[Start of Attachment]

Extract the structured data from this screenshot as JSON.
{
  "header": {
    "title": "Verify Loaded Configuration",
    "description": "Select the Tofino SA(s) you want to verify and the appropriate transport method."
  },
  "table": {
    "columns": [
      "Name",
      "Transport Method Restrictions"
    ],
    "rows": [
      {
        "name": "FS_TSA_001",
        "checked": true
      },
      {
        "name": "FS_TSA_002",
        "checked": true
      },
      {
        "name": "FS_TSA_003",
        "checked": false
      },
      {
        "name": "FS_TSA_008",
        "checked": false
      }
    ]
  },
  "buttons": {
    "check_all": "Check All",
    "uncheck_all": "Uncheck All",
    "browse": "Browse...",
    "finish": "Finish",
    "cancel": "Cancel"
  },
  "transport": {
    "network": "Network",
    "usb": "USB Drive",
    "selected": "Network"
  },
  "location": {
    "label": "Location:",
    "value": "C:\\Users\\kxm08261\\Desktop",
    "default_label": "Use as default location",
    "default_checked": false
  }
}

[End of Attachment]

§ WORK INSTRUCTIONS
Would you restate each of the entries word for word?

§ WRITTEN RESPONSE
Extract the structured data from this screenshot as JSON.
{
  "header": {
    "title": "Verify Loaded Configuration",
    "description": "Select the Tofino SA(s) you want to verify and the appropriate transport method."
  },
  "table": {
    "columns": [
      "Name",
      "Transport Method Restrictions"
    ],
    "rows": [
      {
        "name": "FS_TSA_001",
        "checked": true
      },
      {
        "name": "FS_TSA_002",
        "checked": true
      },
      {
        "name": "FS_TSA_003",
        "checked": false
      },
      {
        "name": "FS_TSA_008",
        "checked": false
      }
    ]
  },
  "buttons": {
    "check_all": "Check All",
    "uncheck_all": "Uncheck All",
    "browse": "Browse...",
    "finish": "Finish",
    "cancel": "Cancel"
  },
  "transport": {
    "network": "Network",
    "usb": "USB Drive",
    "selected": "Network"
  },
  "location": {
    "label": "Location:",
    "value": "C:\\Users\\kxm08261\\Desktop",
    "default_label": "Use as default location",
    "default_checked": false
  }
}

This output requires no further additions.